At IKEA, green is gold
The Swedish furniture chain aims to save money while protecting the planet.
(Fortune) -- You probably know IKEA as a seller of affordable, stylish furniture that comes in "flat packs" - with more than a little assembly required.
To keep prices down, IKEA asks customers to put together their own desks, chairs and bookshelves. That reflects the company's roots in Sweden, where it was founded in the 1940s by Ingvar Kamprad, a farmer's son who sold pens and seed packets to his frugal neighbors. (The IKEA name comes from his initials, those of the family farm, Elmtaryd, and the nearest village, Agunnaryd.)
The flat packs also serve another purpose: They lighten IKEA's environmental footprint. A delivery truck filled with flat-packed chairs can carry the equivalent of six trucks of fully-assembled chairs. "We must stop transporting air," said Anders Dalhvig, IKEA's president and CEO. So the next time you struggle to get an IKEA bookshelf to stand straight, you can take solace in knowing that you are doing the planet a favor.
Today, IKEA's commitment to the environment goes well beyond flat packs. The fast-growing, privately-held company - sales last year were $21.2 billion Euros (about $27 billion) - has promised to buy more of its wood from sustainably managed forests, to use fewer raw materials in its products, to buy renewable energy (including solar panels for a store that opened in June in Brooklyn) and to curb business travel.
This year, IKEA drew attention by eliminating plastic bags from its 35 stores in the United States, and the company opened a new factory in Danville, Va., to be closer to American consumers.
I recently met with Dahlvig in New York, after he spoke to the annual conference of Business for Social Responsibility, a group of companies seeking to find more responsible ways to do business. (General Electric (GE, Fortune 500) CEO Jeffrey Immelt also spoke to the group.) The 51-year-old CEO, who has been with the company since 1984, told me that when he started IKEA's sustainability efforts about a decade ago, he had to persuade other staffers that the effort was worthwhile.
He began by asking a series of questions: "Is environmental and social work good for business? What right do we have to put demands on our suppliers? How fast should a company like IKEA move on sustainability?"
Today, he says, there's no longer any doubt about whether taking environmental and social concerns seriously is good for business. But questions remain about how fast to move, and at what cost, and how customers will respond.

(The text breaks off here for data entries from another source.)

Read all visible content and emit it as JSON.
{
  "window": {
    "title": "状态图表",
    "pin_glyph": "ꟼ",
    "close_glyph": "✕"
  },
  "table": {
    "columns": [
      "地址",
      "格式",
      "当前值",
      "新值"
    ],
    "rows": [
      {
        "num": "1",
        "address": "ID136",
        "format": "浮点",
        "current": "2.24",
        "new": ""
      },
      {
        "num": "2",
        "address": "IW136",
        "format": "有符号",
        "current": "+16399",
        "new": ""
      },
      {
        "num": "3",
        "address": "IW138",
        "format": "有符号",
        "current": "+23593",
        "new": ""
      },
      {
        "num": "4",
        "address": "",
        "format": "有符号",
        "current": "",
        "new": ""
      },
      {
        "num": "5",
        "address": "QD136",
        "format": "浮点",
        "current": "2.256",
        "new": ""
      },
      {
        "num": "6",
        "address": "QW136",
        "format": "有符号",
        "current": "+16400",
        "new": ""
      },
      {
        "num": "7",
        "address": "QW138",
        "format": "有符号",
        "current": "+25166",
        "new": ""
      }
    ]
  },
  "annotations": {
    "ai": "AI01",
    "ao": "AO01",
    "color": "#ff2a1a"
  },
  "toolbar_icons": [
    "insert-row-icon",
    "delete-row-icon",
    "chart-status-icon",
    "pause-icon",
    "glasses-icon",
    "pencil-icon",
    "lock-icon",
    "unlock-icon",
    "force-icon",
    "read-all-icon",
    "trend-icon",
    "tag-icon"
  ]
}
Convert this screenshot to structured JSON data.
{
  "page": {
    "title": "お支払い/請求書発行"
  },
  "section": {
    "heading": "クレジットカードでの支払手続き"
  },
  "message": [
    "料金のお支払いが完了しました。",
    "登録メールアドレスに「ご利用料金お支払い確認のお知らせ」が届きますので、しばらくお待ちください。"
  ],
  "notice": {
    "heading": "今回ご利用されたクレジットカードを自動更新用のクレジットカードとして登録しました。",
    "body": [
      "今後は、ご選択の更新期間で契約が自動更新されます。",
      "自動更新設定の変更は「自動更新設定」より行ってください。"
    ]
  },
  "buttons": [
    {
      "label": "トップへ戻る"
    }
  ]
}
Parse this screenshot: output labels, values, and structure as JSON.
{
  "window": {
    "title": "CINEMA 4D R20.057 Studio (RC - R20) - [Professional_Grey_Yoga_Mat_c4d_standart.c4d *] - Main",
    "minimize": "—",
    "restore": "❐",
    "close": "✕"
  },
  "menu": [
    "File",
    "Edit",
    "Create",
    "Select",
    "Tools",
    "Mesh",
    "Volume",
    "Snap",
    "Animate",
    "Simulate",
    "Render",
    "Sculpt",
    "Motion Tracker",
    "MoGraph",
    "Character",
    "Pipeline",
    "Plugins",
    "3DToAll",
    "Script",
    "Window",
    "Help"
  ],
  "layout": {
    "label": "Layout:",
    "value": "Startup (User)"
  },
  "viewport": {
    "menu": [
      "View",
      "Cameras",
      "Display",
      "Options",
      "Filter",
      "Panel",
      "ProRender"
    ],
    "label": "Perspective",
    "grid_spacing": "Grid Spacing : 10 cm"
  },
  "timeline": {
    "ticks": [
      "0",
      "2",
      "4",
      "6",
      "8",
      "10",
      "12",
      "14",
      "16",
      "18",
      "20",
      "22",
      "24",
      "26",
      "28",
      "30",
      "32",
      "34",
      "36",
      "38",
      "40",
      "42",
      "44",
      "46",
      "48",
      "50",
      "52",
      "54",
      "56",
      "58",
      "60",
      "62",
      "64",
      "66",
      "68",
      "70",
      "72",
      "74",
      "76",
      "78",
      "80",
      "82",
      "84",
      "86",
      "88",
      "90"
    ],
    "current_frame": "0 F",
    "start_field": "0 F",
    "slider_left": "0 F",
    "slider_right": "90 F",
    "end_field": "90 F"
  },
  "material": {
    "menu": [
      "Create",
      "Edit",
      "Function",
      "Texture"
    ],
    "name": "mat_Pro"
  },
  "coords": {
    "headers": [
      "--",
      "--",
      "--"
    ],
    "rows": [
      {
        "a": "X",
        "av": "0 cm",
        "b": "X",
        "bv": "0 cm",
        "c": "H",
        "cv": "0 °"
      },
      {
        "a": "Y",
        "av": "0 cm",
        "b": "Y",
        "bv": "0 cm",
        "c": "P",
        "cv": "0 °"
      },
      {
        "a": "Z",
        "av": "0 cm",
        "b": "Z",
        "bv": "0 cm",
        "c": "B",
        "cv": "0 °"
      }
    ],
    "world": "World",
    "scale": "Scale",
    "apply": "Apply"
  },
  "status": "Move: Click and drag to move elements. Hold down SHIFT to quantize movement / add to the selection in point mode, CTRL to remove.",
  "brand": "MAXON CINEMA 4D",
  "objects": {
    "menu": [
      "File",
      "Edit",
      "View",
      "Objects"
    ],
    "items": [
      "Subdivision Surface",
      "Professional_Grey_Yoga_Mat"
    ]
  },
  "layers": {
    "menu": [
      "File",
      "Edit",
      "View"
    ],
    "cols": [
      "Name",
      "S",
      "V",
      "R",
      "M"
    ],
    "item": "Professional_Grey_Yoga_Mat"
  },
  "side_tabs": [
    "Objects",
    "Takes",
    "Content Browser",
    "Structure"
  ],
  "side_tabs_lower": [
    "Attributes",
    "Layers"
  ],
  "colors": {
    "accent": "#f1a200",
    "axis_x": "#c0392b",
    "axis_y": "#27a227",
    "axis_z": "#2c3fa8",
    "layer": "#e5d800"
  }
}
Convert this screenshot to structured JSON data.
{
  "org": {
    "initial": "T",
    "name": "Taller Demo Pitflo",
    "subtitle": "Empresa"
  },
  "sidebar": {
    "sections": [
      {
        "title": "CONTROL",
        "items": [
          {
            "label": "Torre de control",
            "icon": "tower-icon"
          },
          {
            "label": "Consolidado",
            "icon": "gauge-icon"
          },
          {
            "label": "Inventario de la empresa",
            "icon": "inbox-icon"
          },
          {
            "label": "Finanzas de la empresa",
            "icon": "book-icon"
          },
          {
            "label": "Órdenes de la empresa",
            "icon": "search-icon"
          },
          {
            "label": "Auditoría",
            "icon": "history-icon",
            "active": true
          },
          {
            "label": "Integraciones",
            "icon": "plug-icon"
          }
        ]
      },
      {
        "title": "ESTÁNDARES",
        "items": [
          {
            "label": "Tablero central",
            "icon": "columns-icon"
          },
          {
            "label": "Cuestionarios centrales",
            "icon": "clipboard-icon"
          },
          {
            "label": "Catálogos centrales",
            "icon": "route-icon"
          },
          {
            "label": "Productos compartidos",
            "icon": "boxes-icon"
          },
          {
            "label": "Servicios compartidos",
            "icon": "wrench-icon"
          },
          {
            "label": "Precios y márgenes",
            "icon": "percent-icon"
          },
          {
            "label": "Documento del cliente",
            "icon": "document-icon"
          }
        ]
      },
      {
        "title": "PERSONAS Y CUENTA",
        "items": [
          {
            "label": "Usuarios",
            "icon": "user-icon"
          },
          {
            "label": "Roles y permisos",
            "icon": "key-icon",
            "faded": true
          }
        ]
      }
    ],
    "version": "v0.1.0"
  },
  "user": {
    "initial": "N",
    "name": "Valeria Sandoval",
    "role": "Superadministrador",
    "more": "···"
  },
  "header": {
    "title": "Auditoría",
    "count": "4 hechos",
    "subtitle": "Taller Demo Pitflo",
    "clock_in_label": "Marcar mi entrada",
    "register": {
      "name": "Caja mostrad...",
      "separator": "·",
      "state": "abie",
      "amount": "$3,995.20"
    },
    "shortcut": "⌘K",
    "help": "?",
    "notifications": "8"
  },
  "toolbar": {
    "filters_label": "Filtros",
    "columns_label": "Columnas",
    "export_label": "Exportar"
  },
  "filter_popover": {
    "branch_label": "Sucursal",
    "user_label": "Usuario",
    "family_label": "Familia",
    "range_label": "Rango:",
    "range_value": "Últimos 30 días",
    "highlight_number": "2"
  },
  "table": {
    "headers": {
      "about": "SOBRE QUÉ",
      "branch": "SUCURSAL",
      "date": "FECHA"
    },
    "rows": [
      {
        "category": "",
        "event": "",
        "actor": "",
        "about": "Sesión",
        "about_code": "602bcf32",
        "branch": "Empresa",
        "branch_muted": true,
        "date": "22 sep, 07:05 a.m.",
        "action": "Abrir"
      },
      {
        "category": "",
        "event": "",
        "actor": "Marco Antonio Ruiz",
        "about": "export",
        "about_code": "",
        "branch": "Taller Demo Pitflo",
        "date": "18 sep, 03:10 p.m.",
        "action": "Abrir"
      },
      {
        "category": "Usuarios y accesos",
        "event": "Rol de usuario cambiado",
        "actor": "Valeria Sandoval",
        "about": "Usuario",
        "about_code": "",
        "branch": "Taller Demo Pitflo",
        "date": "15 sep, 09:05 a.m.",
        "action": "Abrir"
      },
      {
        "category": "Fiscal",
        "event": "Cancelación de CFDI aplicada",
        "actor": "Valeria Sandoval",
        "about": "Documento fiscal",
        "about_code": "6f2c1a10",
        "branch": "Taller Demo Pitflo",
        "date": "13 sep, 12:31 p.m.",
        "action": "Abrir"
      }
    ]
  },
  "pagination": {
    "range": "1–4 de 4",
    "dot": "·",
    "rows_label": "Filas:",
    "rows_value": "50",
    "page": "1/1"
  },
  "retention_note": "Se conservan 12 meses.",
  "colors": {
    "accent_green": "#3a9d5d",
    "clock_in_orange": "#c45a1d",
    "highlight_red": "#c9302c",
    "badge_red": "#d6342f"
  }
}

One example: Buying wood from forests that are certifiable by the independent Forest Stewardship Council. Eventually, IKEA would like all of its wood to be FSC-certified. Today, only about 5-6% of the wood bought by IKEA meets that standard. Dalhvig says he's "disappointed in the progress we've made."
Cost is the big obstacle. To hold down prices, IKEA buys wood from low-cost producers in Russia, eastern Europe and Asia. "If we were to source our wood products only from Sweden, say, or other western countries, it wouldn't be a problem," Dalhvig says. But IKEA buys from "countries like China, Russia and Bulgaria where there is hardly any certified product."
This might sound like a copout were it not for the fact that IKEA is working with the World Wildlife Fund to help owners of timber land in those countries improve their practices and achieve certification.
"We do the planet a bigger service if we help improve the management of forestry in these countries," Dalhvig said. He expects that about 30% of IKEA's wood will be FSC-certified in the next few years.
By then, IKEA will also have reduced the volume of wood that it uses. The company is substituting wood veneer products that are just as attractive and functional as solid wood. "I would not be surprised if solid wood is phased out of our furniture in the next few years," Dahlvig says - assuming that customers don't resist.
On the issue of climate change, IKEA has taken an expansive view of its greenhouse gas emissions. When you include the extraction of raw materials, the use of its products in the home (like lamps that need electricity), customer transportation to the stores along with the operation of its stores, factories and offices, the company says it emits about 27 million tons of carbon dioxide into the atmosphere every year. IKEA's direct emissions are about 3.2 million tons. (By comparison, the biggest emitter among coal-fired power plants in the United States, a plant in Juliette, Ga., emits about 25 million tons.)
To reduce its climate footprint, IKEA uses renewable energy for 45% of its heating needs and 20% of its electricity. It held 9,000 Web-based meetings last year, saving money and emissions. It is shrinking its supply chain, locating factories closer to markets and urging suppliers to do the same. (Its new plant in Danville, a furniture town in southern Virginia, employs about 300 people.) Eliminating plastic bags from IKEA's U.S. stores reduced emissions and waste. The company had been using about 70 million plastic bags a year.
IKEA employs about 127,800 people, and Dahlvig says he no longer has to persuade them to work to make the company sustainable, as he once did. "Today, the pressure is from underneath," he said. "They want us to do more."